#### Available data
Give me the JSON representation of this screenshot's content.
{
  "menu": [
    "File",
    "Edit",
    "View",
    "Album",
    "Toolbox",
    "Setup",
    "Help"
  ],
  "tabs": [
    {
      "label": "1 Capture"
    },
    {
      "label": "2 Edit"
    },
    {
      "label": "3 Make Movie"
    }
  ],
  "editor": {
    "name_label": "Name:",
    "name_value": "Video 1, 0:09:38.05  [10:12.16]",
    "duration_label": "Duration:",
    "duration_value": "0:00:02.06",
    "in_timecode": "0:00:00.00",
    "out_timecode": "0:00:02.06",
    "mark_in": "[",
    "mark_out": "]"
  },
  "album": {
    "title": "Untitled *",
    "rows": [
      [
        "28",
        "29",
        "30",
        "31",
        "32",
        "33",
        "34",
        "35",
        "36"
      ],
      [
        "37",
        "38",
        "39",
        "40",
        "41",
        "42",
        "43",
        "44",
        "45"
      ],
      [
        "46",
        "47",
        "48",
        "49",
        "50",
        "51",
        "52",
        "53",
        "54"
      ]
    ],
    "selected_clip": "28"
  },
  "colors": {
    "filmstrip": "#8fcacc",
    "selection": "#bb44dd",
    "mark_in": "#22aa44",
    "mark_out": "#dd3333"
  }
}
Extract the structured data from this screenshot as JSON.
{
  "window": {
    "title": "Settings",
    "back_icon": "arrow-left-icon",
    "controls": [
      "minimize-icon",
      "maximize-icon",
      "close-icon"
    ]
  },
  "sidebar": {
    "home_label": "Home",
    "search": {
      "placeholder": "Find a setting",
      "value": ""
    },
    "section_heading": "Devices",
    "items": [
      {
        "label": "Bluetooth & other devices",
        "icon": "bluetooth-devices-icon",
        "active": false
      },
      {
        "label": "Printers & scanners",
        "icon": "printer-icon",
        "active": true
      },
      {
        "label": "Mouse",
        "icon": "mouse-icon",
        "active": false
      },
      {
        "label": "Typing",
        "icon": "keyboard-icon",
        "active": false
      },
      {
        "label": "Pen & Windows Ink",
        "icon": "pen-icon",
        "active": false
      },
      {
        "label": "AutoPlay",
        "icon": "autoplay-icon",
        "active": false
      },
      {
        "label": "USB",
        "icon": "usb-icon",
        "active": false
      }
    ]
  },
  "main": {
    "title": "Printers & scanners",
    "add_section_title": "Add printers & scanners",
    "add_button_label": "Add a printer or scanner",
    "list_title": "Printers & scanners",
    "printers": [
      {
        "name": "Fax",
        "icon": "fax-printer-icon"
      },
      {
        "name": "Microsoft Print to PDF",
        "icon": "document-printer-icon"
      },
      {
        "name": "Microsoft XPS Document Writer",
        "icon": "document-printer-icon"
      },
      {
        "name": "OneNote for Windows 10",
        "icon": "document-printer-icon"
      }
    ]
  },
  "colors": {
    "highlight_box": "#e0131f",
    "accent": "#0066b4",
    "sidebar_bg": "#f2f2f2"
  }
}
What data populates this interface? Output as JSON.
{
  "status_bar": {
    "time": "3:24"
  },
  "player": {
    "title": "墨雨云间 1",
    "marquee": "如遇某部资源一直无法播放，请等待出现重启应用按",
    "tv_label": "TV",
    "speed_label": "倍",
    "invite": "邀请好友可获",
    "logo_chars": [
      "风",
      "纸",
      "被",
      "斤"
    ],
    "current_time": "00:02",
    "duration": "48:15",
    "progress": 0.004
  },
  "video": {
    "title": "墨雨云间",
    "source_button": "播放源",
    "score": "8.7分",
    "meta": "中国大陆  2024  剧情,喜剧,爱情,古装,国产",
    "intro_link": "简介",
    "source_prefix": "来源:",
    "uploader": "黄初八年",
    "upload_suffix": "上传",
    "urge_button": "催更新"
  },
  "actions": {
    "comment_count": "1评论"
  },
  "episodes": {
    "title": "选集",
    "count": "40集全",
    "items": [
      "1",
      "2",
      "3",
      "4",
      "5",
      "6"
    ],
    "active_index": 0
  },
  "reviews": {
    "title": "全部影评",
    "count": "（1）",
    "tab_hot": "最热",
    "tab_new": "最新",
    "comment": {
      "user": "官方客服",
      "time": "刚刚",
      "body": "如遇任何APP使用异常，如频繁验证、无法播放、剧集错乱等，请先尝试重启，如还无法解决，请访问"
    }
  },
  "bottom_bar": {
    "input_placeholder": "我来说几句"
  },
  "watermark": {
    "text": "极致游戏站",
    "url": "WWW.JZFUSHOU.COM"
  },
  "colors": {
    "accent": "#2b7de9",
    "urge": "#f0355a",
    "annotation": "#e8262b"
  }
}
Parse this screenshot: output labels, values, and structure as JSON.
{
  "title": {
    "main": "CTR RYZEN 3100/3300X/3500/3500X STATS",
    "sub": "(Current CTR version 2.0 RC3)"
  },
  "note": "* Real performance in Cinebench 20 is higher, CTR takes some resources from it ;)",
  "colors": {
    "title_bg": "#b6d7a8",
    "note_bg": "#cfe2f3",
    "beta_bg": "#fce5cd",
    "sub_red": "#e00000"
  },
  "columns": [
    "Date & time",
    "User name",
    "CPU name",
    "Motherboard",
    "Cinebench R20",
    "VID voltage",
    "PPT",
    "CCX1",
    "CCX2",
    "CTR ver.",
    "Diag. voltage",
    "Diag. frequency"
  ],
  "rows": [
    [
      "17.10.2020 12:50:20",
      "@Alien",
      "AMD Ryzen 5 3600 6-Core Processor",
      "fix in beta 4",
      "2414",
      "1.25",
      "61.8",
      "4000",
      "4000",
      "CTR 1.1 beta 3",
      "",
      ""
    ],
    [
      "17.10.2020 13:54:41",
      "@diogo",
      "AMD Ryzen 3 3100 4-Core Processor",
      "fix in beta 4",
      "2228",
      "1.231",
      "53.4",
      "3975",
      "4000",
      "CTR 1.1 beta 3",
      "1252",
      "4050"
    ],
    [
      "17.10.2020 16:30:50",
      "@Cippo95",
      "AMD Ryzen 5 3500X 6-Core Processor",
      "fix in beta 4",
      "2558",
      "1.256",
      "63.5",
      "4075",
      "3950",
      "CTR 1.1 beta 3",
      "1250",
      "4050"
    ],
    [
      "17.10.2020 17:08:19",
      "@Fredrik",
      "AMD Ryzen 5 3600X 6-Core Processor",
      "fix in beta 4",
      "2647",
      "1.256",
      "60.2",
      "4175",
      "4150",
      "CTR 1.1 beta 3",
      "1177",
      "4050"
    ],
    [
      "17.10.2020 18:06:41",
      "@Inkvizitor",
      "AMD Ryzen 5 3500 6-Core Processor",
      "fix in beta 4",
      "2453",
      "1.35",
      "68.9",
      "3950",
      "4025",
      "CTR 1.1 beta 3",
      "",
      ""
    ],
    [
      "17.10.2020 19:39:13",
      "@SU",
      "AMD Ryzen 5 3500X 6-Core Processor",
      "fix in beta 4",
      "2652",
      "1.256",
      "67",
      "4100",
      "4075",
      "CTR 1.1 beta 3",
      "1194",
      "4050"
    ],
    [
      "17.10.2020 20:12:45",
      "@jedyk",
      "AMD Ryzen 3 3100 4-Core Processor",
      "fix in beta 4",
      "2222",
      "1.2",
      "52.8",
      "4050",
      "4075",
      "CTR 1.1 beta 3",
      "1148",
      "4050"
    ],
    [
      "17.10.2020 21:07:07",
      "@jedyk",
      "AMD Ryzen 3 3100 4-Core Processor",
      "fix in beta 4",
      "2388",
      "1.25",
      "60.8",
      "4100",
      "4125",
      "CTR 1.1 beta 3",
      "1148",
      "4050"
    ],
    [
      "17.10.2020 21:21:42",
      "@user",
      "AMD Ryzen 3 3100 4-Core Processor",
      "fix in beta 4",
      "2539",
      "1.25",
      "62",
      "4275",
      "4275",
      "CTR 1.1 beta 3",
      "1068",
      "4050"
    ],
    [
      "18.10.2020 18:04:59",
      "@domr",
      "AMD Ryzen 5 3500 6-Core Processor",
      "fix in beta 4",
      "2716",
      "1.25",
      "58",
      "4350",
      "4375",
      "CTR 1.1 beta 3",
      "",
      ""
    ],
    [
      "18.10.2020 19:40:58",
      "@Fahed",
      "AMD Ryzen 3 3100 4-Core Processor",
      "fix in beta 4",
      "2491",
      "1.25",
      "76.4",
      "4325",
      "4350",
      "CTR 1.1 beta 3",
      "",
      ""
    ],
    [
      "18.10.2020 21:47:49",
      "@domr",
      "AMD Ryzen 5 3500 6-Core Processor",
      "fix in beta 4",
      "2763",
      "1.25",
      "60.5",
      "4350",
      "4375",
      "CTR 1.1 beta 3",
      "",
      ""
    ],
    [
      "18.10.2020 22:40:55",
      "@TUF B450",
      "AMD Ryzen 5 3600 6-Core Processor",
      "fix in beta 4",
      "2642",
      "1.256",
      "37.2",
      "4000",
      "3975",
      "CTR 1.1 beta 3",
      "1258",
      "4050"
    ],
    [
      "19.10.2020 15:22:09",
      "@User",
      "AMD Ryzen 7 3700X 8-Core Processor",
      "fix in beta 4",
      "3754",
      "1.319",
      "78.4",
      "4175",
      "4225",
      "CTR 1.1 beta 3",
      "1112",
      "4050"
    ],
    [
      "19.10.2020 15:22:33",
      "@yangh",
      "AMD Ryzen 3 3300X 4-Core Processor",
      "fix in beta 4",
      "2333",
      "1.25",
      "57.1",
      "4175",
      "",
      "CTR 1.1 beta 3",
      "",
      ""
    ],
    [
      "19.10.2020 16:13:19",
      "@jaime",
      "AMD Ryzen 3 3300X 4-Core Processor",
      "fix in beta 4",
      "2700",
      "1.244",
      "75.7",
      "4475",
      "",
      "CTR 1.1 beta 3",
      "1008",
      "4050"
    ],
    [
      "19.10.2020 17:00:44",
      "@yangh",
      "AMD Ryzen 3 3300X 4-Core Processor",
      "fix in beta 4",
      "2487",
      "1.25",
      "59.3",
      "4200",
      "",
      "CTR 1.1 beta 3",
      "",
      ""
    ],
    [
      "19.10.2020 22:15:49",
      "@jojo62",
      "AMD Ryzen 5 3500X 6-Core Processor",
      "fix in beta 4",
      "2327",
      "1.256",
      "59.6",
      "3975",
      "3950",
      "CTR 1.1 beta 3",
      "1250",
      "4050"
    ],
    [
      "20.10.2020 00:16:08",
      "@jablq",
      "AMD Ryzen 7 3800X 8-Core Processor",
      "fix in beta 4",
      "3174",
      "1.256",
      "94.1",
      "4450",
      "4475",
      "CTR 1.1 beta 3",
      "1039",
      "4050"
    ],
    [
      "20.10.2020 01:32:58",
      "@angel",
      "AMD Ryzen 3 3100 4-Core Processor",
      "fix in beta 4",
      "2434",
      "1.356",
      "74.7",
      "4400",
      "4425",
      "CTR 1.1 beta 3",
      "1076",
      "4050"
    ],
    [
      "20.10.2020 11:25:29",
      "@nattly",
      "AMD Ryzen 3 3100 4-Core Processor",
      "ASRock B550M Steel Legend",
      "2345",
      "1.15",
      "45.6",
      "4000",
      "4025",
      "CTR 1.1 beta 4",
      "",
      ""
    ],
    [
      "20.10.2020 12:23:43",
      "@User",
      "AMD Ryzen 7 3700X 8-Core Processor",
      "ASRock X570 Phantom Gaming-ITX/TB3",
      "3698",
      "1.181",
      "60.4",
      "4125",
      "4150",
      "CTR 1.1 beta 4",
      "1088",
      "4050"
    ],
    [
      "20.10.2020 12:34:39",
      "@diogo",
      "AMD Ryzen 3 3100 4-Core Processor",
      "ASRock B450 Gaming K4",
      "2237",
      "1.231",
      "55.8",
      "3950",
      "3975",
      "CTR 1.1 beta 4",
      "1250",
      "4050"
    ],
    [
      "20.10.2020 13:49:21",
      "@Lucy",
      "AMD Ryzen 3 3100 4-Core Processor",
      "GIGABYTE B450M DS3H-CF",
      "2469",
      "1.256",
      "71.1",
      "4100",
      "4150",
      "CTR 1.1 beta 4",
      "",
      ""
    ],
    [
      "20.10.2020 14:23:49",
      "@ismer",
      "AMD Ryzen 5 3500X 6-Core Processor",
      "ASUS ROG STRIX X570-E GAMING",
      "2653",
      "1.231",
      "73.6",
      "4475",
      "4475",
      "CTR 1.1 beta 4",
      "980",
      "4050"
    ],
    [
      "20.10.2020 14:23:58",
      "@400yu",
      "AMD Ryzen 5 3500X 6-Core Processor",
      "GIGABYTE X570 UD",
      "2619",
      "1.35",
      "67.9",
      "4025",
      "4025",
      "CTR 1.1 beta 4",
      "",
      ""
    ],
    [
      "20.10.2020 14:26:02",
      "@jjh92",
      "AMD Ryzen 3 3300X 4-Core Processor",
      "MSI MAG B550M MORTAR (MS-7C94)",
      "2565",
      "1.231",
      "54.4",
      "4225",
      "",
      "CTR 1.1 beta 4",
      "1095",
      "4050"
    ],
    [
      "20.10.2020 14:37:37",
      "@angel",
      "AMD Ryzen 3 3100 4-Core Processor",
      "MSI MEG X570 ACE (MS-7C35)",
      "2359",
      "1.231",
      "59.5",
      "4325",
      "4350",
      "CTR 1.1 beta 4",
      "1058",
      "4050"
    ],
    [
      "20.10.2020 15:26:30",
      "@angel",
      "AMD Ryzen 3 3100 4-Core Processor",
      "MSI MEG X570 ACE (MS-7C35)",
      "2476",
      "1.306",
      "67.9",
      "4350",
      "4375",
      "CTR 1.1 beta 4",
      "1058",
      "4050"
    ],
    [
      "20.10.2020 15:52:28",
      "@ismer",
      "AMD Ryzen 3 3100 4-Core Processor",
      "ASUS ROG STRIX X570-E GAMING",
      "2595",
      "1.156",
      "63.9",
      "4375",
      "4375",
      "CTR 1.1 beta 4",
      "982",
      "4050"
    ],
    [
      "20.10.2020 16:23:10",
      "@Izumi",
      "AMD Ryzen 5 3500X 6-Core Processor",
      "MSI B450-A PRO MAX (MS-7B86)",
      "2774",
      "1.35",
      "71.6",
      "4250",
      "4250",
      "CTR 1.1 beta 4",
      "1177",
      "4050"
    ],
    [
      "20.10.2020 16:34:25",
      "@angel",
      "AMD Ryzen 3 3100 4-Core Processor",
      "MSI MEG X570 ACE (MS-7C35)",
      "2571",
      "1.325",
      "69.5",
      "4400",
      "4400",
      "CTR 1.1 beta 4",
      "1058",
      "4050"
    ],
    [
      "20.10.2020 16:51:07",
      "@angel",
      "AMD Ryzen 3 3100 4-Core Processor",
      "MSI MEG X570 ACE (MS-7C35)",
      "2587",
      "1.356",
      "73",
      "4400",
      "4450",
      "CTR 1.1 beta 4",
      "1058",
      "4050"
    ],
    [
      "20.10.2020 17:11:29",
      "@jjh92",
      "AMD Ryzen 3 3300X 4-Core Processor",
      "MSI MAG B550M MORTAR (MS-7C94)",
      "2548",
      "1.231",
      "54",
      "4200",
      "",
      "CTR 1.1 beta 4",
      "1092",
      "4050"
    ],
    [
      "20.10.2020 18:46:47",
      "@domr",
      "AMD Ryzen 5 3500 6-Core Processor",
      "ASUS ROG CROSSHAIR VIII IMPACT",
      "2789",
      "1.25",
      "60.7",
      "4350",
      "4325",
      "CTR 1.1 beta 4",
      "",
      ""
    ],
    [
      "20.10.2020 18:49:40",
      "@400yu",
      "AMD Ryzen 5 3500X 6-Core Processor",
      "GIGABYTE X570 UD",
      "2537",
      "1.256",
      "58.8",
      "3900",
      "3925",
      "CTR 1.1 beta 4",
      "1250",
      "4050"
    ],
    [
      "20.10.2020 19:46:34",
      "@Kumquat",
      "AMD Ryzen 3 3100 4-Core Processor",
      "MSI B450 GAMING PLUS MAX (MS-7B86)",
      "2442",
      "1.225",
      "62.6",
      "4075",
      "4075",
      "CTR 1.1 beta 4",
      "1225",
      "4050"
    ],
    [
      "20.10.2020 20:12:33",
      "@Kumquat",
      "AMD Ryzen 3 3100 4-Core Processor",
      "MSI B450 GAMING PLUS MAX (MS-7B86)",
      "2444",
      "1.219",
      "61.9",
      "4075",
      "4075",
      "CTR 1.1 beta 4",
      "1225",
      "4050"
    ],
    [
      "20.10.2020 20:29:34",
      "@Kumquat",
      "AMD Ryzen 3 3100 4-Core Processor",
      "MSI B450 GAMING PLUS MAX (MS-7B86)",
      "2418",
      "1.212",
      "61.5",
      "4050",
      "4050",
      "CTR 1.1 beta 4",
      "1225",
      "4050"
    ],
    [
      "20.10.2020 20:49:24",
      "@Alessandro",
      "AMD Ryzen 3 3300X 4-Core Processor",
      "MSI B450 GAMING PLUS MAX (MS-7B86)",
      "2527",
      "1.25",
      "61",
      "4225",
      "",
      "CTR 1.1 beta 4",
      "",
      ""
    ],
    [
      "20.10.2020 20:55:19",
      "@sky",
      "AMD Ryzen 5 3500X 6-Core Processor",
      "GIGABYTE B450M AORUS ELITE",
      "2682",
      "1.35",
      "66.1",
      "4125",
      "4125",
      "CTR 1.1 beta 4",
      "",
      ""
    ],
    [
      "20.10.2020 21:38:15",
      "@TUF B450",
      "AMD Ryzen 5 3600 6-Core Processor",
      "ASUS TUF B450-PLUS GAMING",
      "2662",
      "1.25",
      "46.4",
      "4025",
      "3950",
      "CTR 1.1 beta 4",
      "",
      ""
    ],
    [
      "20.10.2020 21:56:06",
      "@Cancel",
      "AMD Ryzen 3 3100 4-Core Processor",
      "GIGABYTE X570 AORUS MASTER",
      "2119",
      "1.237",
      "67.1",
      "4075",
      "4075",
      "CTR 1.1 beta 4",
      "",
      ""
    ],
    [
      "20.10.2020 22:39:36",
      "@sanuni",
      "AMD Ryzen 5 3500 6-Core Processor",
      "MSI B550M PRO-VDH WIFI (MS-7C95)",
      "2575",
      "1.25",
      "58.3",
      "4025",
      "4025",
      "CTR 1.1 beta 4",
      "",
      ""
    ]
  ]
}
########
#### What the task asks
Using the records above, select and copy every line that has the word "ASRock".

#### Exercise response
      "ASRock B550M Steel Legend",
      "ASRock X570 Phantom Gaming-ITX/TB3",
      "ASRock B450 Gaming K4",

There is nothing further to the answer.